Looking back on Powerslide.
There have been more than a few games inspired by George Miller’s hugely-influential Mad Max film series. From id’s Rage to the 1992 Mega Drive/SNES game Outlander, all the way back to the virtually impossible 1985 Commodore 64 game The Last V8 (developed David and Richard Darling, who would go on to found Codemasters).
Ratbag’s Powerslide took fewer cues from Miller’s iconic, dystopian film series that other more brazen Mad Max riffs but it definitely felt like the world of Max Rockatansky was a key inspiration for the wild vehicles and decaying environments of Powerslide. The key difference between Mad Max and Powerslide is that, while in Mad Max the world ran out of oil, in Powerslide we ran out of bees.
Check out the video above for our discussion of Powerslide, or read on below for a quick summary.
Under the bonnet
Powerslide was the debut game from now defunct Adelaide, South Australia-based studio Ratbag. It was picked up and published in 1998 by GT Interactive; with games like Quake, Unreal, Total Annihilation, Duke Nukem 3D, Doom II, Driver, the Oddworld series and plenty more GT Interactive was the biggest fish in the PC pond at the time. Unfortunately, despite the good buzz from press around Powerslide, GT Interactive reportedly only printed a tiny amount of copies for the US market and sent the game out to die.
Kick it in the guts, Barry!
Unlike many of my old favourite PC games that soil themselves at the sight of a modern computer and refuse to run, Powerslide is still available today at gog.com and runs perfectly.
Time hasn’t been entirely kind to Powerslide’s largely poo-brown palette.

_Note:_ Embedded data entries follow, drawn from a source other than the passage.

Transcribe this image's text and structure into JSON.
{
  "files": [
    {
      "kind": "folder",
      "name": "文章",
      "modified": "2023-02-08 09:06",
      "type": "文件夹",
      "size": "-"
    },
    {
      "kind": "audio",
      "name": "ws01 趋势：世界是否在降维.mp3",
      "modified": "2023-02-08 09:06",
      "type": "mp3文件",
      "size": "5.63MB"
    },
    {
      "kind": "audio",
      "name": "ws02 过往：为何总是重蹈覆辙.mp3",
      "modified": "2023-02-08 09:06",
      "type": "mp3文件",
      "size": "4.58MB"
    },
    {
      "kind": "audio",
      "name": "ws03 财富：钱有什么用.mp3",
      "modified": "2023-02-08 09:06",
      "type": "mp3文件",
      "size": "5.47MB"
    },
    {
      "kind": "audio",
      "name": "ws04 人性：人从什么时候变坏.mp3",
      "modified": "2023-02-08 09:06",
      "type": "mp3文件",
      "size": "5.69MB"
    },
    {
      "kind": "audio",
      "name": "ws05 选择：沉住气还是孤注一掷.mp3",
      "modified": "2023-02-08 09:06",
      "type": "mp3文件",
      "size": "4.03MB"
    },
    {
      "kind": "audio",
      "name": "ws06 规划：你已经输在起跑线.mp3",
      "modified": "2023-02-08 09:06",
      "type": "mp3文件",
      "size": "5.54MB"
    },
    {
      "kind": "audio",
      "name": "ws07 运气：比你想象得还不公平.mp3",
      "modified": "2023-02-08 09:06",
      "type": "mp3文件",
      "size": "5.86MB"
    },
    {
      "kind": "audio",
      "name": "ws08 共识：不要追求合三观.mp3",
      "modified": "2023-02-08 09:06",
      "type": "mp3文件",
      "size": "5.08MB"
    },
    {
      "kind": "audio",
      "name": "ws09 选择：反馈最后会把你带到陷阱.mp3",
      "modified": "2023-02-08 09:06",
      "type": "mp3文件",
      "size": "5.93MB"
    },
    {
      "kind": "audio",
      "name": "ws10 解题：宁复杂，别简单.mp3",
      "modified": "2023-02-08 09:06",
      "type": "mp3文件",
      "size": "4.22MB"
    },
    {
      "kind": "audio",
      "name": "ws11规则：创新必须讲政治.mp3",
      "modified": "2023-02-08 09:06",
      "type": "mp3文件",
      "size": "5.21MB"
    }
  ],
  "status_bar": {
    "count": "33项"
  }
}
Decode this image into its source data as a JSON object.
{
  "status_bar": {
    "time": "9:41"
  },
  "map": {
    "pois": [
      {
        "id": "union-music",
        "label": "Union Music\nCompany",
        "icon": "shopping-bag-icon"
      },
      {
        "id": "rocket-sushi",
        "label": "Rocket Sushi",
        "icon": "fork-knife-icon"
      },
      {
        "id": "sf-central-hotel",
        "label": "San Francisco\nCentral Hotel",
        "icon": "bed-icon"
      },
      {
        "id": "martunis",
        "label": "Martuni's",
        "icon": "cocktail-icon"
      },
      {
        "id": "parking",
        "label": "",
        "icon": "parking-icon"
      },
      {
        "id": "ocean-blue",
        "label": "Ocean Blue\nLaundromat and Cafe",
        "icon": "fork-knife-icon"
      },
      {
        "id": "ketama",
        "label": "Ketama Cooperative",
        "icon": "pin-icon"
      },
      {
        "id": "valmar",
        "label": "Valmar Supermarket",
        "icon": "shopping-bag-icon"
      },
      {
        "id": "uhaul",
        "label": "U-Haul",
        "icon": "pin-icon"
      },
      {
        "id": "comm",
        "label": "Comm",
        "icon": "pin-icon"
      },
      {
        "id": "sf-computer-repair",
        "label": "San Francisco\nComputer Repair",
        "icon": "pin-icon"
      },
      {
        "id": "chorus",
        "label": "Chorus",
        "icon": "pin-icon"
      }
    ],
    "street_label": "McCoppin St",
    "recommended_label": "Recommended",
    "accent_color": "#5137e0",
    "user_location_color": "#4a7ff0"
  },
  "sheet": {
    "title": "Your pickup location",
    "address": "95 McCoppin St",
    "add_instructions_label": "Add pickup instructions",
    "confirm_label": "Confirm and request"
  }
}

To be honest, time hasn’t been entirely kind to Powerslide’s largely poo-brown palette and, while the driving physics were quite complex for the time, the driving itself is a little more superficial than I remember it. Even using the arrow keys the cars are quite easy to balance in long and lazy drifts.
Of course, that’s kind of the point and, to be fair, the suspension modelling and sense of weight in Powerslide was certainly quite stunning at the time. It’s not too long before I’m reminded of just how temporarily smitten I was with Powerslide back in the late ’90s, especially with the game’s incredibly short but tricky-to-master abandoned dirt oval track. It was the popularity of that oval track online that paved the way for Ratbag’s successful Dirt Track Racing games that followed Powerslide.

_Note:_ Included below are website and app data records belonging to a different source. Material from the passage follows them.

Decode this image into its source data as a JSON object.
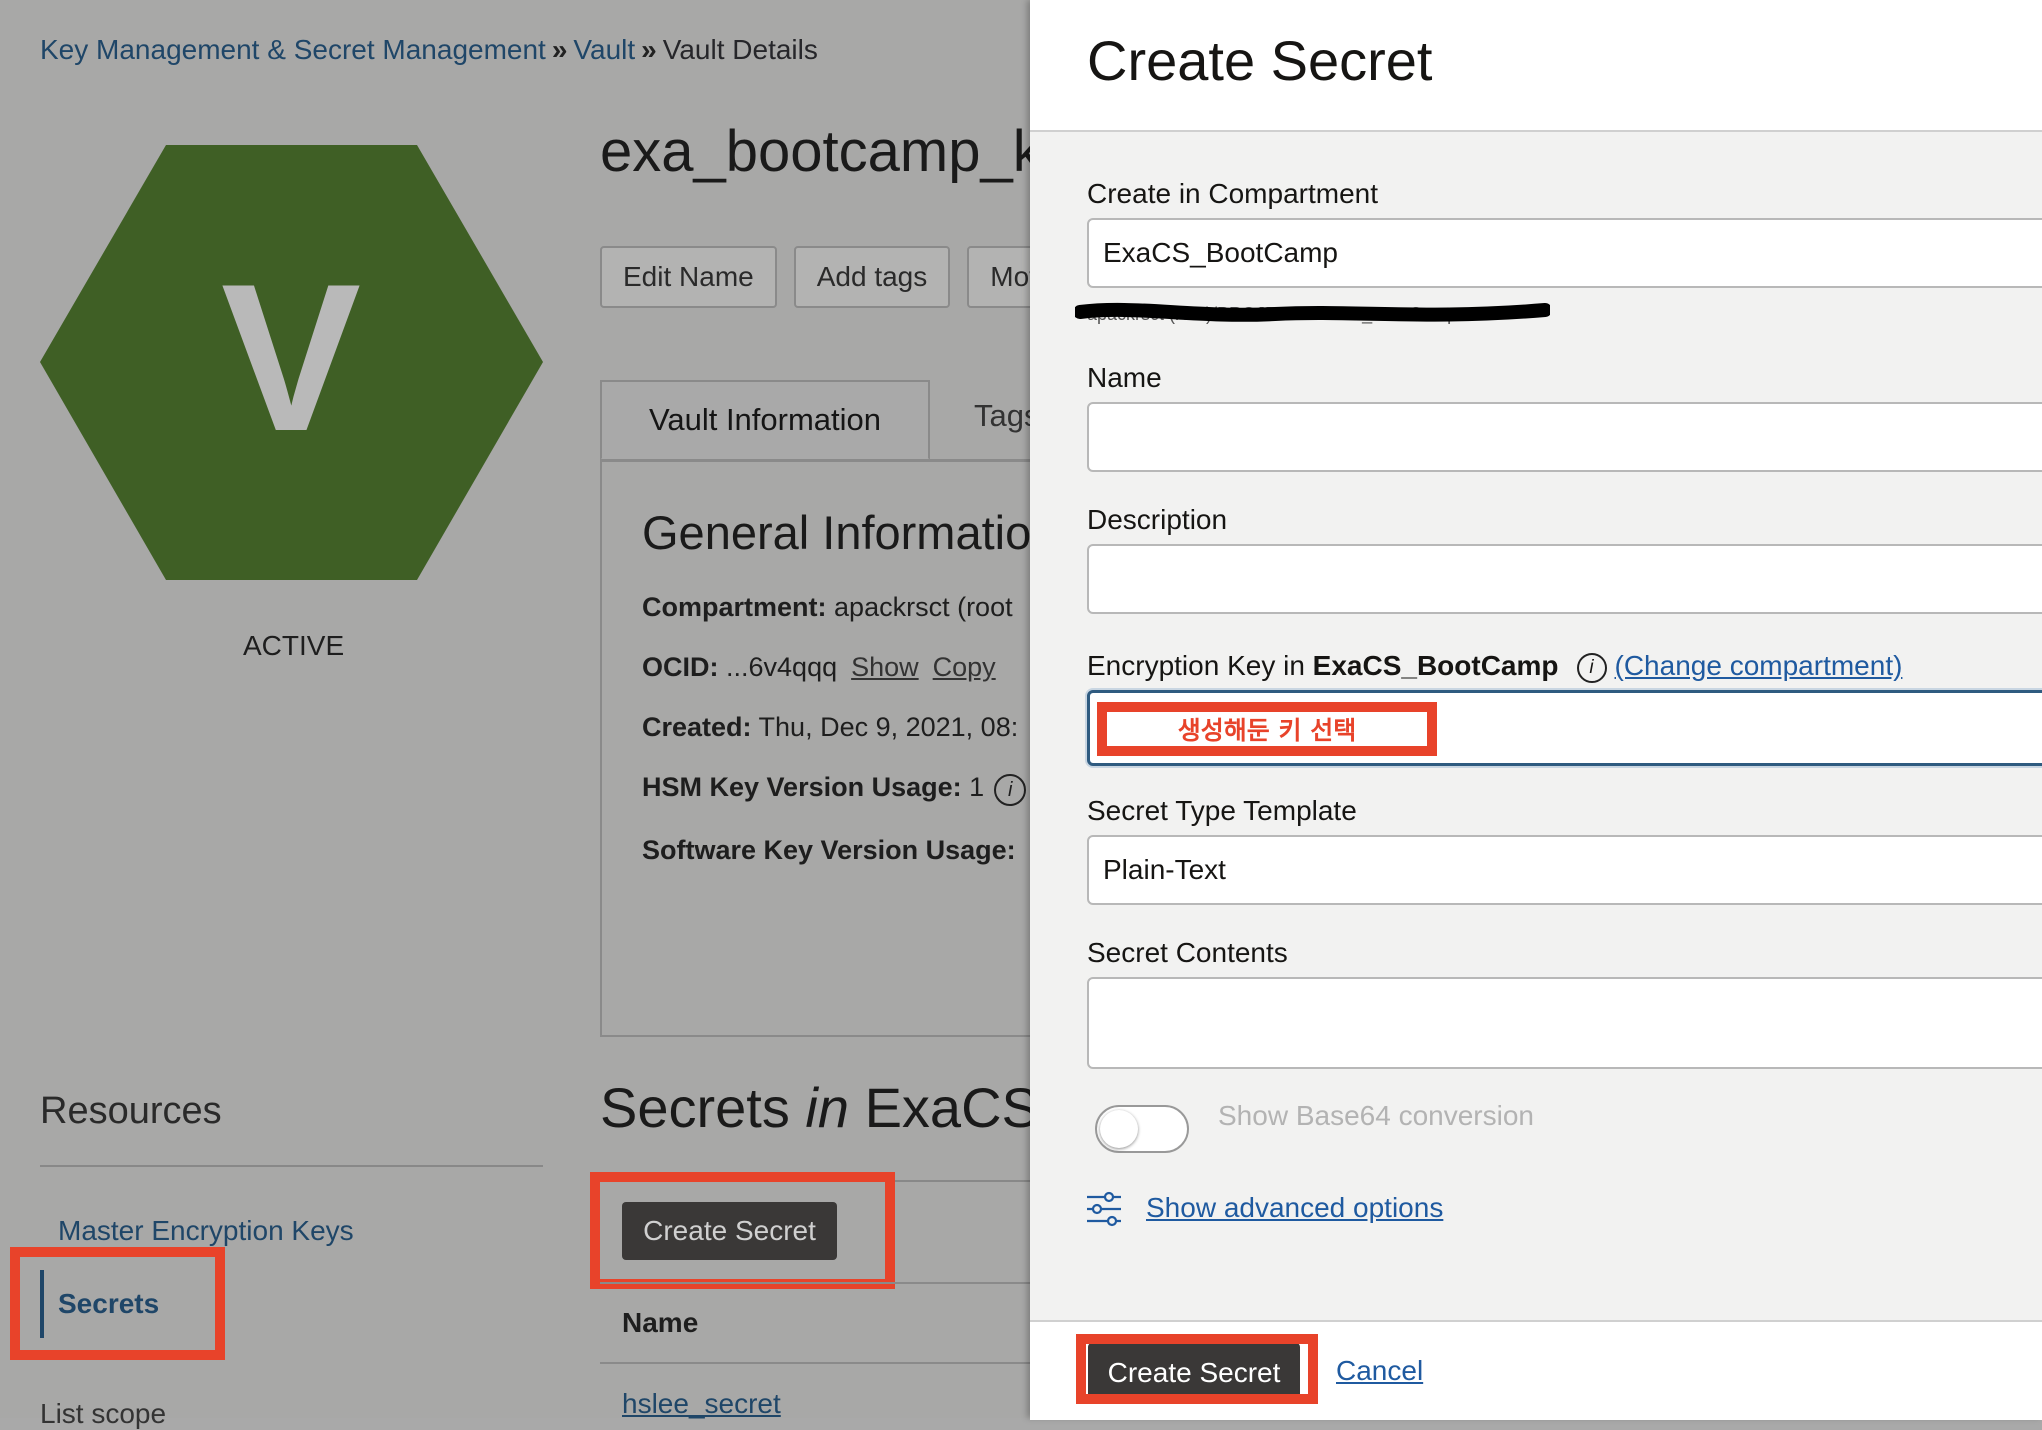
{
  "breadcrumb": {
    "items": [
      "Key Management & Secret Management",
      "Vault",
      "Vault Details"
    ],
    "separator": "»"
  },
  "vault": {
    "avatar_letter": "V",
    "status": "ACTIVE",
    "name": "exa_bootcamp_k",
    "buttons": [
      "Edit Name",
      "Add tags",
      "Mov"
    ],
    "tabs": [
      "Vault Information",
      "Tags"
    ],
    "general_info_title": "General Informatio",
    "info": {
      "compartment_label": "Compartment:",
      "compartment_value": "apackrsct (root",
      "ocid_label": "OCID:",
      "ocid_value": "...6v4qqq",
      "show": "Show",
      "copy": "Copy",
      "created_label": "Created:",
      "created_value": "Thu, Dec 9, 2021, 08:",
      "hsm_label": "HSM Key Version Usage:",
      "hsm_value": "1",
      "software_label": "Software Key Version Usage:"
    }
  },
  "resources": {
    "title": "Resources",
    "items": [
      "Master Encryption Keys",
      "Secrets",
      "List scope"
    ]
  },
  "secrets_section": {
    "title_prefix": "Secrets",
    "title_in": "in",
    "title_suffix": "ExaCS",
    "create_button": "Create Secret",
    "table_header": "Name",
    "rows": [
      "hslee_secret"
    ]
  },
  "panel": {
    "title": "Create Secret",
    "compartment_label": "Create in Compartment",
    "compartment_value": "ExaCS_BootCamp",
    "compartment_path": "apackrsct (root)/PROJECT/ExaCS_BootCamp",
    "name_label": "Name",
    "name_value": "",
    "description_label": "Description",
    "description_value": "",
    "key_label_prefix": "Encryption Key in",
    "key_label_compartment": "ExaCS_BootCamp",
    "change_compartment": "(Change compartment)",
    "key_annotation": "생성해둔 키 선택",
    "type_label": "Secret Type Template",
    "type_value": "Plain-Text",
    "contents_label": "Secret Contents",
    "contents_value": "",
    "toggle_label": "Show Base64 conversion",
    "toggle_on": false,
    "advanced_link": "Show advanced options",
    "create_button": "Create Secret",
    "cancel_link": "Cancel"
  },
  "colors": {
    "highlight": "#e8432a",
    "hexagon": "#3f5f25",
    "link": "#1f5aa0",
    "primary_button": "#3a3837"
  }
}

So what was so great about it?
Powerslide’s tagline “Make your own damn track”, a boast which featured prominently on the game’s box, remains somewhat of a mild exaggeration but Powerslide’s often borderless tracks where pretty damn neat at the time.
Powerslide was actually a hugely impressive technical achievement back in 1998.
Powerslide was actually a hugely impressive technical achievement back in 1998; in fact, Ratbag even claimed Powerslide was the first 3D home release game to run at 60 frames-per-second and that it was pumping out more the three times the polygons of its competition.
Unfortunately, Powerslide never saw a successor. Ratbag developed a PS2 prototype for a sequel, called Powerslide: Slipstream, and put together an awesome-looking track set in a post-apocalyptic Sydney Harbour (complete with a semi-ruined Harbour Bridge and the terrifying but iconic face of Luna Park over the start/finish line). But Ratbag couldn’t find a publisher.
Ratbag also had another game in the pipe cut from the Powerslide/Mad Max cloth called Scavenger, but it never made it to completion either. Midway acquired Ratbag in August 2005 only to announce a few months later, on December 13, that it would be closing the studio. The studio was shuttered just two days later, on December 15, 2005. Merry Christmas!
The 0-60 words or less
Powerslide was a great and fun racing game that deserved to do better, and it’s a damn shame we never got to see a follow-up.
Tacho Tuesday is IGN’s weekly look back at some of the most memorable racing games ever made. Previous instalments covered WipEout, Colin McRae Rally, and Burnout 3: Takedown. Got a proposal for a racing game you’d like us to dig up? Track down Luke and Cam on Twitter: @MrLukeReilly and @jazzebration. All suggestions are welcome!